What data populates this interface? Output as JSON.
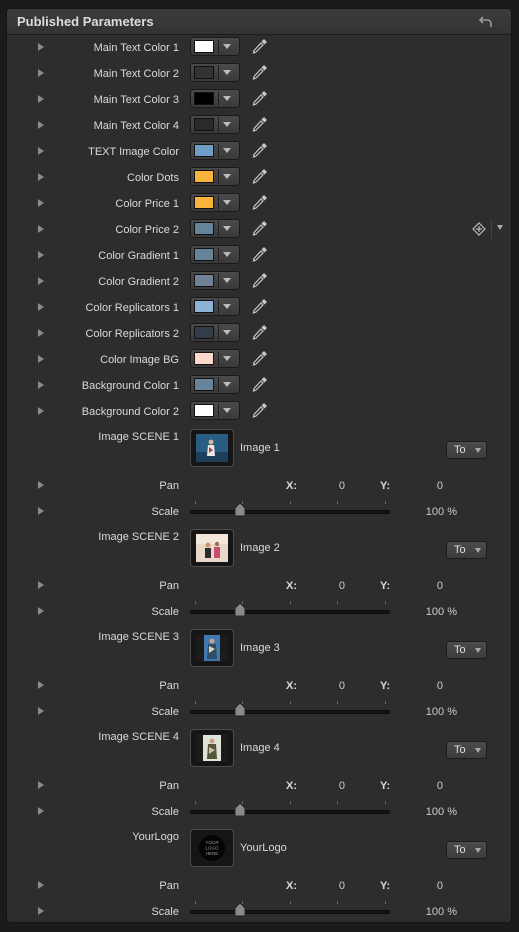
{
  "panel": {
    "title": "Published Parameters"
  },
  "colors": [
    {
      "label": "Main Text Color 1",
      "color": "#ffffff"
    },
    {
      "label": "Main Text Color 2",
      "color": "#333333"
    },
    {
      "label": "Main Text Color 3",
      "color": "#000000"
    },
    {
      "label": "Main Text Color 4",
      "color": "#2a2a2a"
    },
    {
      "label": "TEXT Image Color",
      "color": "#6f9dc8"
    },
    {
      "label": "Color Dots",
      "color": "#f9b43e"
    },
    {
      "label": "Color Price 1",
      "color": "#f9b43e"
    },
    {
      "label": "Color Price 2",
      "color": "#668499"
    },
    {
      "label": "Color Gradient 1",
      "color": "#668499"
    },
    {
      "label": "Color Gradient 2",
      "color": "#6f8296"
    },
    {
      "label": "Color Replicators 1",
      "color": "#8cb3d6"
    },
    {
      "label": "Color Replicators 2",
      "color": "#333c48"
    },
    {
      "label": "Color Image BG",
      "color": "#fcd9cc"
    },
    {
      "label": "Background Color 1",
      "color": "#698399"
    },
    {
      "label": "Background Color 2",
      "color": "#ffffff"
    }
  ],
  "images": [
    {
      "label": "Image SCENE 1",
      "name": "Image 1",
      "mode": "To",
      "pan_label": "Pan",
      "x_label": "X:",
      "x": "0",
      "y_label": "Y:",
      "y": "0",
      "scale_label": "Scale",
      "scale": "100 %",
      "scale_percent": 100
    },
    {
      "label": "Image SCENE 2",
      "name": "Image 2",
      "mode": "To",
      "pan_label": "Pan",
      "x_label": "X:",
      "x": "0",
      "y_label": "Y:",
      "y": "0",
      "scale_label": "Scale",
      "scale": "100 %",
      "scale_percent": 100
    },
    {
      "label": "Image SCENE 3",
      "name": "Image 3",
      "mode": "To",
      "pan_label": "Pan",
      "x_label": "X:",
      "x": "0",
      "y_label": "Y:",
      "y": "0",
      "scale_label": "Scale",
      "scale": "100 %",
      "scale_percent": 100
    },
    {
      "label": "Image SCENE 4",
      "name": "Image 4",
      "mode": "To",
      "pan_label": "Pan",
      "x_label": "X:",
      "x": "0",
      "y_label": "Y:",
      "y": "0",
      "scale_label": "Scale",
      "scale": "100 %",
      "scale_percent": 100
    },
    {
      "label": "YourLogo",
      "name": "YourLogo",
      "mode": "To",
      "pan_label": "Pan",
      "x_label": "X:",
      "x": "0",
      "y_label": "Y:",
      "y": "0",
      "scale_label": "Scale",
      "scale": "100 %",
      "scale_percent": 100,
      "logo_text": "YOUR LOGO HERE"
    }
  ],
  "icons": {
    "reset": "reset-arrow-icon",
    "eyedropper": "eyedropper-icon",
    "keyframe": "keyframe-diamond-icon"
  }
}
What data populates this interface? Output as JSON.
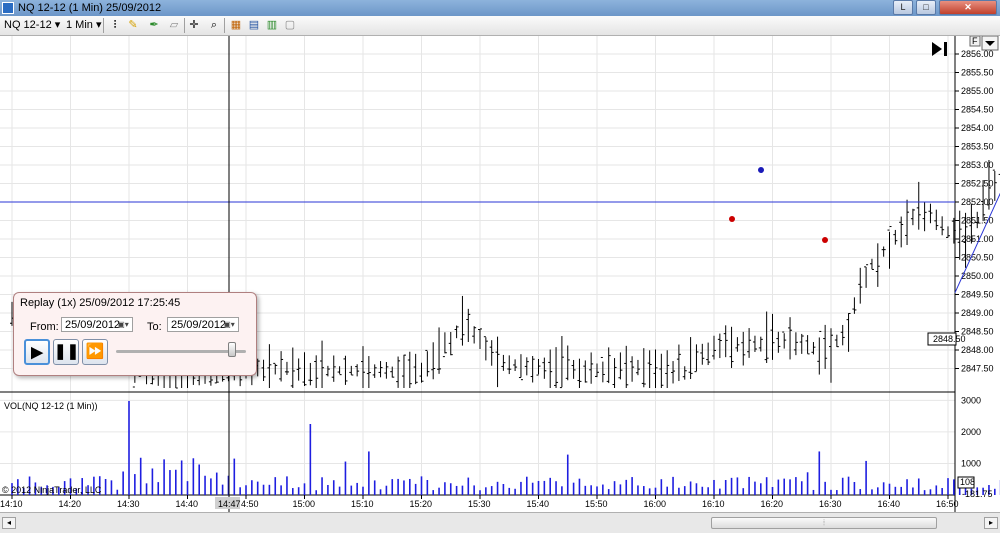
{
  "window": {
    "title": "NQ 12-12 (1 Min)  25/09/2012",
    "min_label": "L",
    "max_label": "□",
    "close_label": "✕"
  },
  "toolbar": {
    "instrument": "NQ 12-12",
    "interval": "1 Min",
    "icons": [
      "bar-style-icon",
      "draw-pencil-icon",
      "pen-icon",
      "eraser-icon",
      "crosshair-icon",
      "zoom-icon",
      "indicators-icon",
      "strategies-icon",
      "templates-icon",
      "properties-icon"
    ]
  },
  "chart": {
    "price_axis": [
      "2856.00",
      "2855.50",
      "2855.00",
      "2854.50",
      "2854.00",
      "2853.50",
      "2853.00",
      "2852.50",
      "2852.00",
      "2851.50",
      "2851.00",
      "2850.50",
      "2850.00",
      "2849.50",
      "2849.00",
      "2848.50",
      "2848.00",
      "2847.50"
    ],
    "last_price": "2848.50",
    "volume_axis": [
      "3000",
      "2000",
      "1000"
    ],
    "volume_last": "108",
    "volume_neg": "-181.75",
    "volume_label": "VOL(NQ 12-12 (1 Min))",
    "copyright": "© 2012 NinjaTrader, LLC",
    "time_axis": [
      "14:10",
      "14:20",
      "14:30",
      "14:40",
      "4:50",
      "15:00",
      "15:10",
      "15:20",
      "15:30",
      "15:40",
      "15:50",
      "16:00",
      "16:10",
      "16:20",
      "16:30",
      "16:40",
      "16:50"
    ],
    "crosshair_time": "14:47",
    "horizontal_line_price": 2852.0,
    "colors": {
      "line": "#2a35d6",
      "volume": "#1e1ee0",
      "marker_red": "#cc0000",
      "marker_blue": "#1a1ab8"
    }
  },
  "chart_data": {
    "type": "bar",
    "title": "NQ 12-12 (1 Min) 25/09/2012",
    "ylim": [
      2847.25,
      2856.25
    ],
    "volume_ylim": [
      0,
      3200
    ]
  },
  "replay": {
    "title": "Replay (1x) 25/09/2012 17:25:45",
    "from_label": "From:",
    "from_value": "25/09/2012",
    "to_label": "To:",
    "to_value": "25/09/2012"
  }
}
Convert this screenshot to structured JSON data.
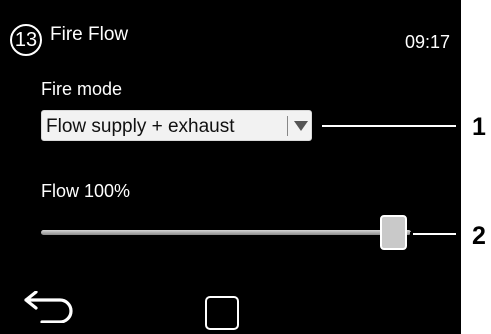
{
  "header": {
    "page_number": "13",
    "title": "Fire Flow",
    "time": "09:17"
  },
  "fire_mode": {
    "label": "Fire mode",
    "value": "Flow supply + exhaust"
  },
  "flow": {
    "label": "Flow 100%",
    "percent": 100
  },
  "nav": {
    "back_icon": "back-arrow-icon",
    "home_icon": "home-square-icon"
  },
  "callouts": [
    "1",
    "2"
  ],
  "colors": {
    "screen": "#000000",
    "text": "#ffffff",
    "dropdown": "#f2f2f2",
    "thumb": "#c9c9c9"
  }
}
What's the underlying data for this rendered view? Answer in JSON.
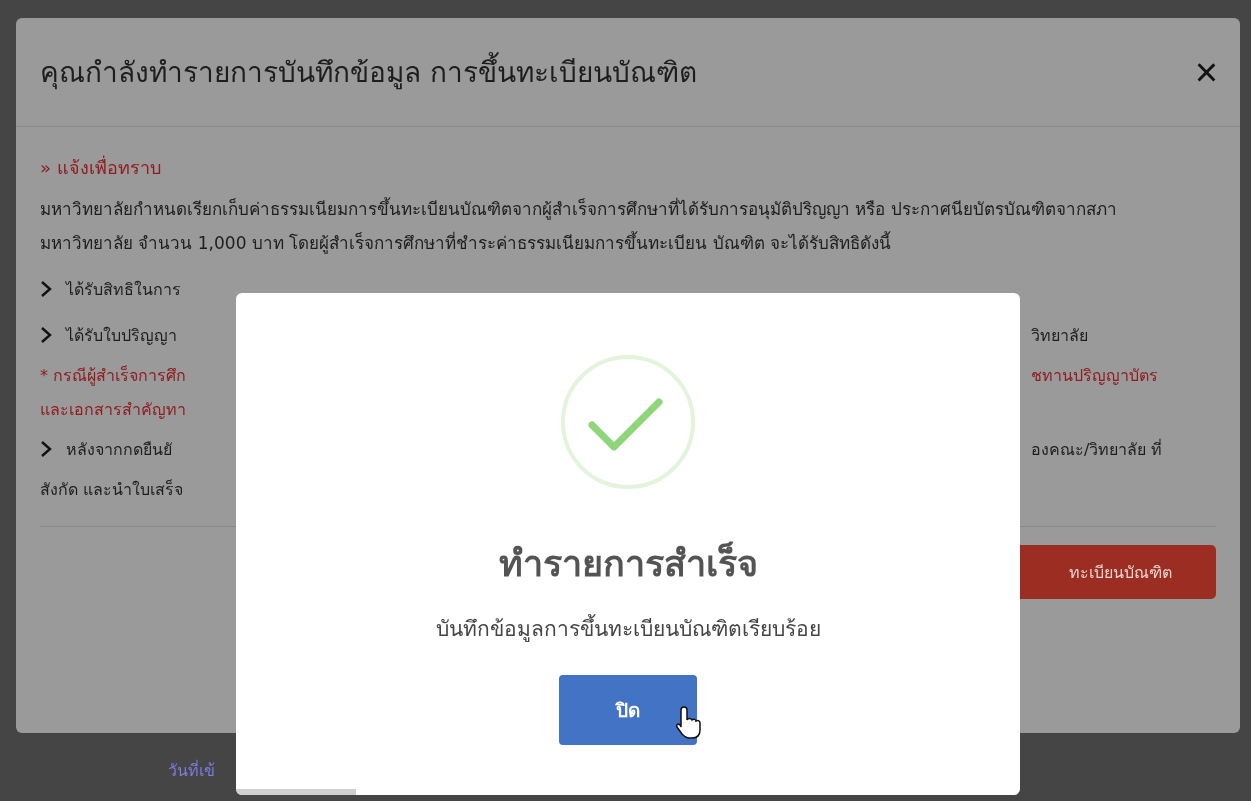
{
  "page": {
    "fragment": "วันที่เข้"
  },
  "modal": {
    "title": "คุณกำลังทำรายการบันทึกข้อมูล การขึ้นทะเบียนบัณฑิต",
    "close": "×",
    "notice": {
      "marker": "»",
      "heading": "แจ้งเพื่อทราบ"
    },
    "paragraph": "มหาวิทยาลัยกำหนดเรียกเก็บค่าธรรมเนียมการขึ้นทะเบียนบัณฑิตจากผู้สำเร็จการศึกษาที่ได้รับการอนุมัติปริญญา หรือ ประกาศนียบัตรบัณฑิตจากสภามหาวิทยาลัย จำนวน 1,000 บาท โดยผู้สำเร็จการศึกษาที่ชำระค่าธรรมเนียมการขึ้นทะเบียน บัณฑิต จะได้รับสิทธิดังนี้",
    "lines": [
      {
        "kind": "bullet",
        "left": "ได้รับสิทธิในการ"
      },
      {
        "kind": "bullet",
        "left": "ได้รับใบปริญญา",
        "right": "วิทยาลัย"
      },
      {
        "kind": "warning",
        "left": "* กรณีผู้สำเร็จการศึก",
        "right": "ชทานปริญญาบัตร"
      },
      {
        "kind": "warning",
        "left": "และเอกสารสำคัญทา"
      },
      {
        "kind": "bullet",
        "left": "หลังจากกดยืนยั",
        "right": "องคณะ/วิทยาลัย ที่"
      },
      {
        "kind": "plain",
        "left": "สังกัด และนำใบเสร็จ"
      }
    ],
    "submit": "ทะเบียนบัณฑิต"
  },
  "alert": {
    "title": "ทำรายการสำเร็จ",
    "message": "บันทึกข้อมูลการขึ้นทะเบียนบัณฑิตเรียบร้อย",
    "button": "ปิด"
  }
}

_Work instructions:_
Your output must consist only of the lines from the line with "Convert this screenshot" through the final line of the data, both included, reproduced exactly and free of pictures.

_Solution below:_
Convert this screenshot to structured JSON data.
{
  "header": {
    "page_number": "13",
    "title": "Fire Flow",
    "time": "09:17"
  },
  "fire_mode": {
    "label": "Fire mode",
    "value": "Flow supply + exhaust"
  },
  "flow": {
    "label": "Flow 100%",
    "percent": 100
  },
  "nav": {
    "back_icon": "back-arrow-icon",
    "home_icon": "home-square-icon"
  },
  "callouts": [
    "1",
    "2"
  ],
  "colors": {
    "screen": "#000000",
    "text": "#ffffff",
    "dropdown": "#f2f2f2",
    "thumb": "#c9c9c9"
  }
}
What's the underlying data for this rendered view? Answer in JSON.
{
  "page": {
    "fragment": "วันที่เข้"
  },
  "modal": {
    "title": "คุณกำลังทำรายการบันทึกข้อมูล การขึ้นทะเบียนบัณฑิต",
    "close": "×",
    "notice": {
      "marker": "»",
      "heading": "แจ้งเพื่อทราบ"
    },
    "paragraph": "มหาวิทยาลัยกำหนดเรียกเก็บค่าธรรมเนียมการขึ้นทะเบียนบัณฑิตจากผู้สำเร็จการศึกษาที่ได้รับการอนุมัติปริญญา หรือ ประกาศนียบัตรบัณฑิตจากสภามหาวิทยาลัย จำนวน 1,000 บาท โดยผู้สำเร็จการศึกษาที่ชำระค่าธรรมเนียมการขึ้นทะเบียน บัณฑิต จะได้รับสิทธิดังนี้",
    "lines": [
      {
        "kind": "bullet",
        "left": "ได้รับสิทธิในการ"
      },
      {
        "kind": "bullet",
        "left": "ได้รับใบปริญญา",
        "right": "วิทยาลัย"
      },
      {
        "kind": "warning",
        "left": "* กรณีผู้สำเร็จการศึก",
        "right": "ชทานปริญญาบัตร"
      },
      {
        "kind": "warning",
        "left": "และเอกสารสำคัญทา"
      },
      {
        "kind": "bullet",
        "left": "หลังจากกดยืนยั",
        "right": "องคณะ/วิทยาลัย ที่"
      },
      {
        "kind": "plain",
        "left": "สังกัด และนำใบเสร็จ"
      }
    ],
    "submit": "ทะเบียนบัณฑิต"
  },
  "alert": {
    "title": "ทำรายการสำเร็จ",
    "message": "บันทึกข้อมูลการขึ้นทะเบียนบัณฑิตเรียบร้อย",
    "button": "ปิด"
  }
}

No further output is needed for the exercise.